Prevention

How can I reduce my risk of hyperlipidemia?

Even children can get their blood checked for high cholesterol, especially if someone in the child’s family had a heart attack, stroke or high cholesterol. Children and young adults can get checked every five years.

Once you reach middle age, you should have your cholesterol checked every year or two. Your healthcare provider can help you decide how often you should have a hyperlipidemia screening.

How can I prevent hyperlipidemia (high cholesterol)?

Changes you make in your life can keep you from getting hyperlipidemia. Things you can do include:

  • Stop smoking.
  • Stay active instead of sitting too much.
  • Keep your stress level down.
  • Get the right amount of sleep.
  • Eat healthy foods.
  • Cut back on eating fatty meats.
  • Don’t buy snacks that have “trans fat” on the label.
  • Stay at a healthy weight.

Outlook / Prognosis

What can I expect if I have hyperlipidemia?

If you have hyperlipidemia, you’ll need to keep using healthy lifestyle habits for years to come. You’ll also need to keep follow-up appointments with your provider and continue to take your medicine. If you and your provider are able to control your cholesterol level, you may not have serious health problems as a result of it.

How long will you have hyperlipidemia?

Hyperlipidemia is a condition you’ll need to manage for the rest of your life.

What is the outlook for hyperlipidemia (high cholesterol)?

Although high cholesterol puts you at risk for heart attacks and stroke, you can protect yourself by living a healthier lifestyle and taking medicine if needed.

Living With

How do I take care of myself with hyperlipidemia?

Be sure to follow your provider’s instructions for making your lifestyle healthier.

Here are things you can do yourself:

  • Exercise.
  • Stop smoking.
  • Sleep at least seven hours each night.
  • Control your stress level.
  • Eat healthier foods.
  • Limit how much alcohol you drink.
  • Stay at a healthy weight.

Other things you can do:

  • If your provider ordered medicine for you, be sure to keep taking it as the label tells you to do.
  • Talk to your provider about estimating your risk of heart disease and stroke so they can manage your risk effectively.
  • Keep your follow-up appointments.

When should I see my healthcare provider?

You should see your provider if you have:

When should I go to the ER?

Call 911 if you think you’re having a heart attack or stroke.

What questions should I ask my doctor?

  • Do I need to make lifestyle changes, take medication or both?
  • If I do what you tell me to do, how quickly can my numbers improve?
  • How often do I need to check in with you?

A note from Cleveland Clinic

Hyperlipidemia, or high cholesterol, can let plaque collect inside of your blood vessels and put you at risk of a heart attack or stroke.
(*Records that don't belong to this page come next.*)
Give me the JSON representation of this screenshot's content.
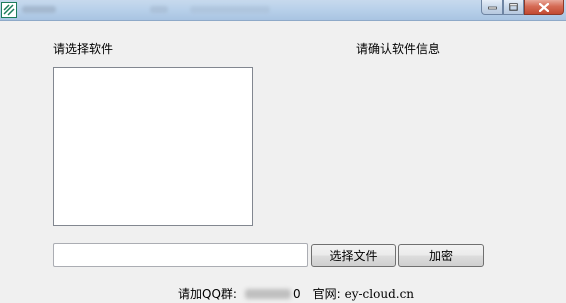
{
  "labels": {
    "select_software": "请选择软件",
    "confirm_info": "请确认软件信息"
  },
  "file_input": {
    "value": "",
    "placeholder": ""
  },
  "buttons": {
    "select_file": "选择文件",
    "encrypt": "加密"
  },
  "footer": {
    "qq_label": "请加QQ群:",
    "qq_visible_tail": "0",
    "website_label": "官网:",
    "website": "ey-cloud.cn"
  },
  "icons": {
    "app": "app-logo-icon",
    "minimize": "minimize-icon",
    "maximize": "maximize-icon",
    "close": "close-icon"
  }
}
The good news is that you have the power to reduce your risk of heart attack and stroke. Exercising more and eating healthier are just two of the ways you can improve your cholesterol numbers. Taking medicine your provider orders makes a difference, too.

Last reviewed by a Cleveland Clinic medical professional on 08/04/2022.

References

  • American College of Cardiology. High Cholesterol Signs and Symptoms. (https://www.cardiosmart.org/topics/high-cholesterol/signs-and-symptoms) Accessed 8/4/2022.
  • CDC. High Cholesterol Facts. (https://www.cdc.gov/cholesterol/facts.htm) Accessed 8/4/2022.
  • MedlinePlus. Cholesterol Levels. (https://medlineplus.gov/lab-tests/cholesterol-levels/) Accessed 8/4/2022.
  • Merck Manual Consumer Version. Dyslipidemia. (https://www.merckmanuals.com/home/hormonal-and-metabolic-disorders/cholesterol-disorders/dyslipidemia?query=hyperlipidemia) Accessed 8/4/2022.
  • National Heart, Lung, and Blood Institute. Blood Cholesterol. (https://www.nhlbi.nih.gov/health-topics/blood-cholesterol) High Blood Cholesterol — What You Need to Know. (https://www.nhlbi.nih.gov/resources/high-blood-cholesterol-what-you-need-know) Accessed 8/4/2022.

Cleveland Clinic is a non-profit academic medical center. Advertising on our site helps support our mission. We do not endorse non-Cleveland Clinic products or services. Policy